Brevity and succinctness are at the heart of marketing genius.
Marketers are in the business of painting the future in such a way that using their company’s products look like common sense.
Now, if you’re peddling crapola for a company you don’t believe in then this is sheer torture—but if you’re fortunate enough to be inspired by the benefits your company’s services or products provide, then it’s creative, inspiring and lots of fun.
And if you’re Apple, then I guess you make products that change the future!
It’s a pet peeve of mine when marketers go all pie in the sky and promise more than they can ever deliver.
In this case LevelUp is just jamming them in:
- “Good things happen”
- “Save Always”
- “Use it Everywhere”
Can these things be true?
Is it a turn off to adopters?
It’s time for some radical thinking about your local newspaper.
Here’s the problem: my local paper is covering things that aren’t that relevant to me—and when it is relevant, it’s not covered exactly the way I want it covered.
What if we flipped the editorial function on its head? What if we employed the Groupon model or crowdsourcing intent from a community?
Specifically, I think it could work like this:
- Allow readers to post story ideas

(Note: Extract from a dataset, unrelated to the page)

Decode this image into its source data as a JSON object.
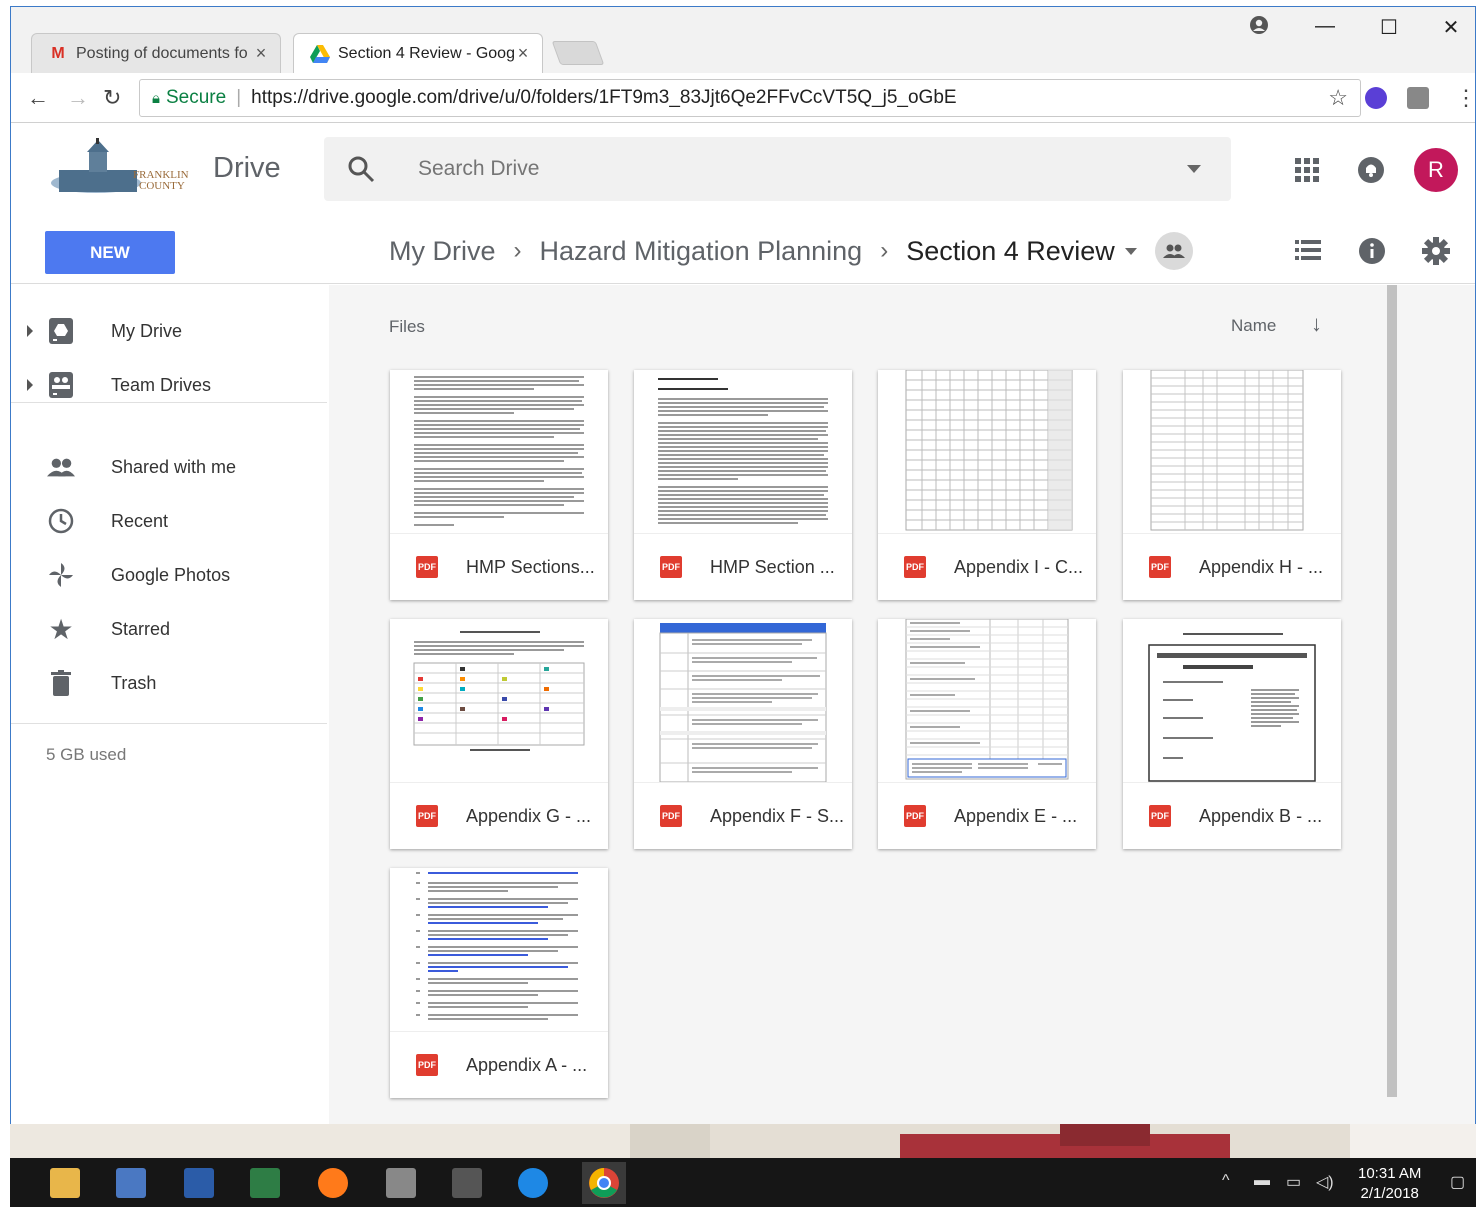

- Readers could then vote on their favoriate ones.
- Once a critical mass was achieved, the story would be assigned to a reporter.
Of course, the initial posting of the idea could include detail to provide a clear idea of what the story should achieve.
Isn’t this a way for a paper to always remain relevant to its readership? More importantly, isn’t this a way for a community to get what it wants?
I think it’s worth at least a pilot.
When I worked at a local newspaper, I served on the community relations board. It was a way for us to ensure we were serving the community better. This idea is soooo much better. It’s real-time, it’s democratic, and it’s transparent.
It used to be that ‘going viral’ meant that people forwarded the s$#t out of some meme.
Today, you don’t really hear the word “viral”—”virality” yes, but more on that in a minute.
In the olden days—4 years ago!—”viral” meant that a meme spread throughout networks as a result of many people working fairly hard/investing real quantities of time—most likely that meant people spammed their address book or fired off 10s or 100s of individual emails. It meant that the meme had overcome a relatively significant impediment to achieve ubiquity or success.
But today that doesn’t apply. Today, meme’s traverse an ecosystem that is fundamentally built to facilitate the success of viruses.
So today we use ‘virality’ to describe the relative success or value of a meme’s growth towards ubiquity—because everything is viral, isn’t it?
And “virality” isn’t even listed in Dictionary.com!
I’m a big fan of Twitter. Really, I think it’s bonafide communication infrastructure—on par with the phone, tv, fax… Sometimes I say it’s RSS on steroids, your own personal multi-media channel… I have a lot of emphatics for it ( I just made that word up!).
But you know what would really help me out? If Twitter was named something else.
Most of the time when I’m trying to explain it, it really feels like I’m trying to defend it. The word ‘twitter’ just has so many negative connotations: insignificance, small, ephemeral, light, transitory, fleeting…
So Twitter product guys, what’s with the name?
I think with a name like Burst—or a utilitarian acronym—adoption rates could have been even faster. “Facebook”, “email”, “internet”, “SMS”… these are all much better names because they’re descriptive or utilitarian—not self-deprecating.
Product naming isn’t for the birds.